### Goal of the exercise
Should the word "heading" occur in a line of the records, copy that line.

Data about app and page elements:

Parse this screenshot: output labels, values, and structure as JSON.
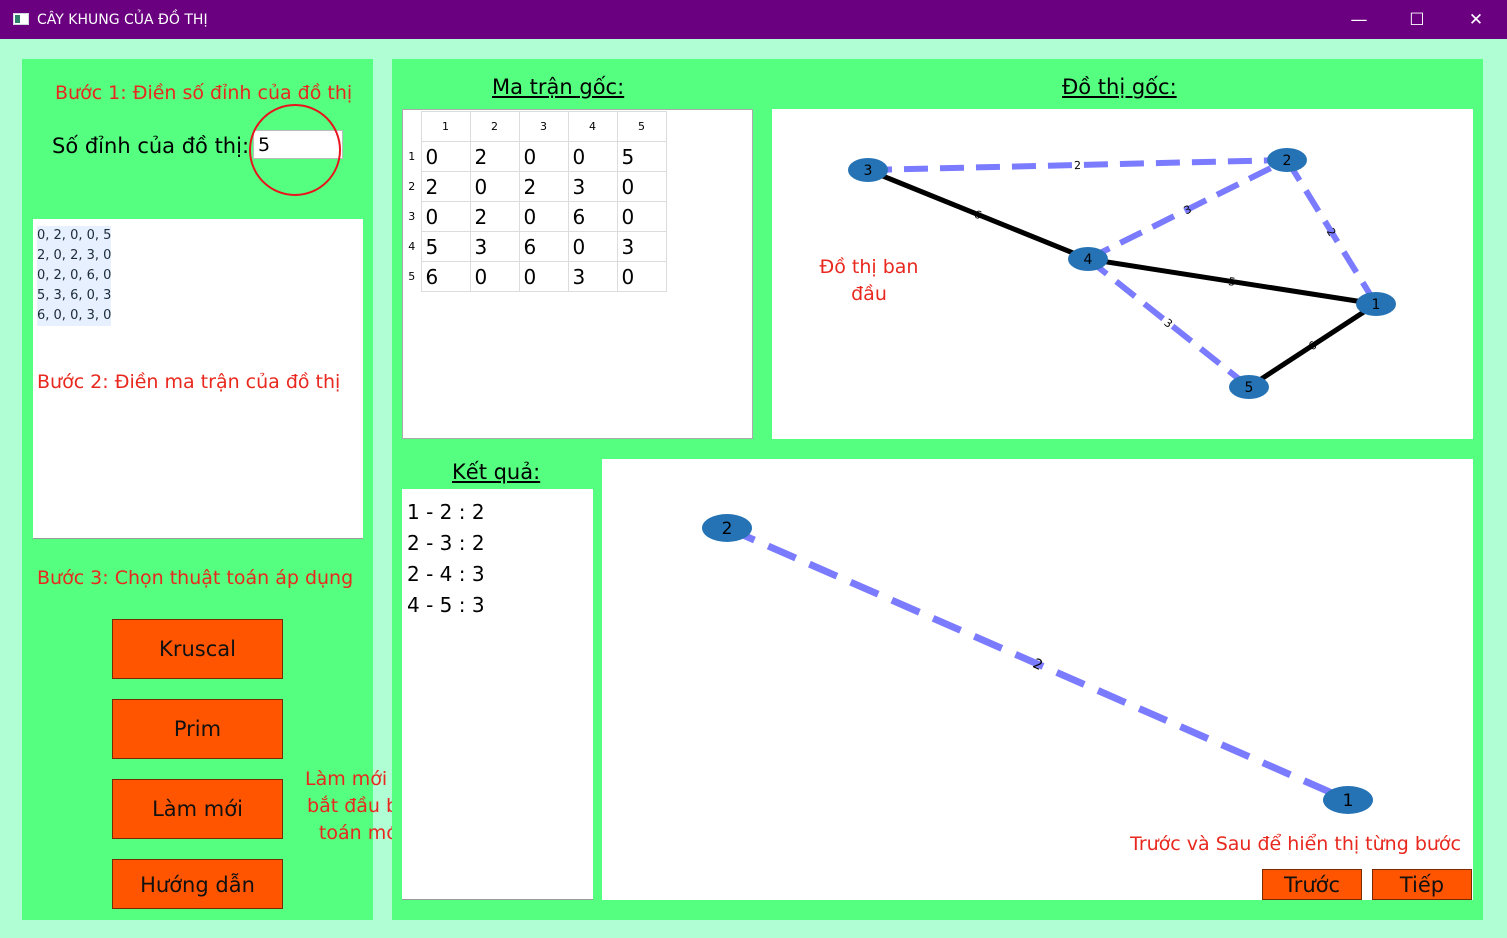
{
  "window": {
    "title": "CÂY KHUNG CỦA ĐỒ THỊ",
    "minimize": "—",
    "maximize": "☐",
    "close": "✕"
  },
  "left": {
    "step1": "Bước 1: Điền số đỉnh của đồ thị",
    "vertex_label": "Số đỉnh của đồ thị:",
    "vertex_value": "5",
    "matrix_input_lines": [
      "0, 2, 0, 0, 5",
      "2, 0, 2, 3, 0",
      "0, 2, 0, 6, 0",
      "5, 3, 6, 0, 3",
      "6, 0, 0, 3, 0"
    ],
    "step2": "Bước 2: Điền ma trận của đồ thị",
    "step3": "Bước 3: Chọn thuật toán áp dụng",
    "buttons": {
      "kruscal": "Kruscal",
      "prim": "Prim",
      "reset": "Làm mới",
      "help": "Hướng dẫn"
    },
    "reset_note": [
      "Làm mới để",
      "bắt đầu bài",
      "toán mới"
    ]
  },
  "matrix": {
    "heading": "Ma trận gốc:",
    "col_headers": [
      "1",
      "2",
      "3",
      "4",
      "5"
    ],
    "row_headers": [
      "1",
      "2",
      "3",
      "4",
      "5"
    ],
    "rows": [
      [
        "0",
        "2",
        "0",
        "0",
        "5"
      ],
      [
        "2",
        "0",
        "2",
        "3",
        "0"
      ],
      [
        "0",
        "2",
        "0",
        "6",
        "0"
      ],
      [
        "5",
        "3",
        "6",
        "0",
        "3"
      ],
      [
        "6",
        "0",
        "0",
        "3",
        "0"
      ]
    ]
  },
  "graph": {
    "heading": "Đồ thị gốc:",
    "note": [
      "Đồ thị ban",
      "đầu"
    ],
    "node_color": "#2573b5",
    "mst_edge_color": "#7b7bff",
    "edge_color": "#000000",
    "nodes": [
      "1",
      "2",
      "3",
      "4",
      "5"
    ],
    "edges": [
      {
        "a": "3",
        "b": "2",
        "w": "2",
        "mst": true
      },
      {
        "a": "2",
        "b": "1",
        "w": "2",
        "mst": true
      },
      {
        "a": "4",
        "b": "2",
        "w": "3",
        "mst": true
      },
      {
        "a": "4",
        "b": "5",
        "w": "3",
        "mst": true
      },
      {
        "a": "3",
        "b": "4",
        "w": "6",
        "mst": false
      },
      {
        "a": "4",
        "b": "1",
        "w": "5",
        "mst": false
      },
      {
        "a": "5",
        "b": "1",
        "w": "6",
        "mst": false
      }
    ]
  },
  "result": {
    "heading": "Kết quả:",
    "lines": [
      "1 - 2 : 2",
      "2 - 3 : 2",
      "2 - 4 : 3",
      "4 - 5 : 3"
    ]
  },
  "step_view": {
    "nodes": [
      "2",
      "1"
    ],
    "edge_weight": "2",
    "note": "Trước và Sau để hiển thị từng bước",
    "prev": "Trước",
    "next": "Tiếp"
  }
}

### Expected answer
    "heading": "Ma trận gốc:",
    "heading": "Đồ thị gốc:",
    "heading": "Kết quả:",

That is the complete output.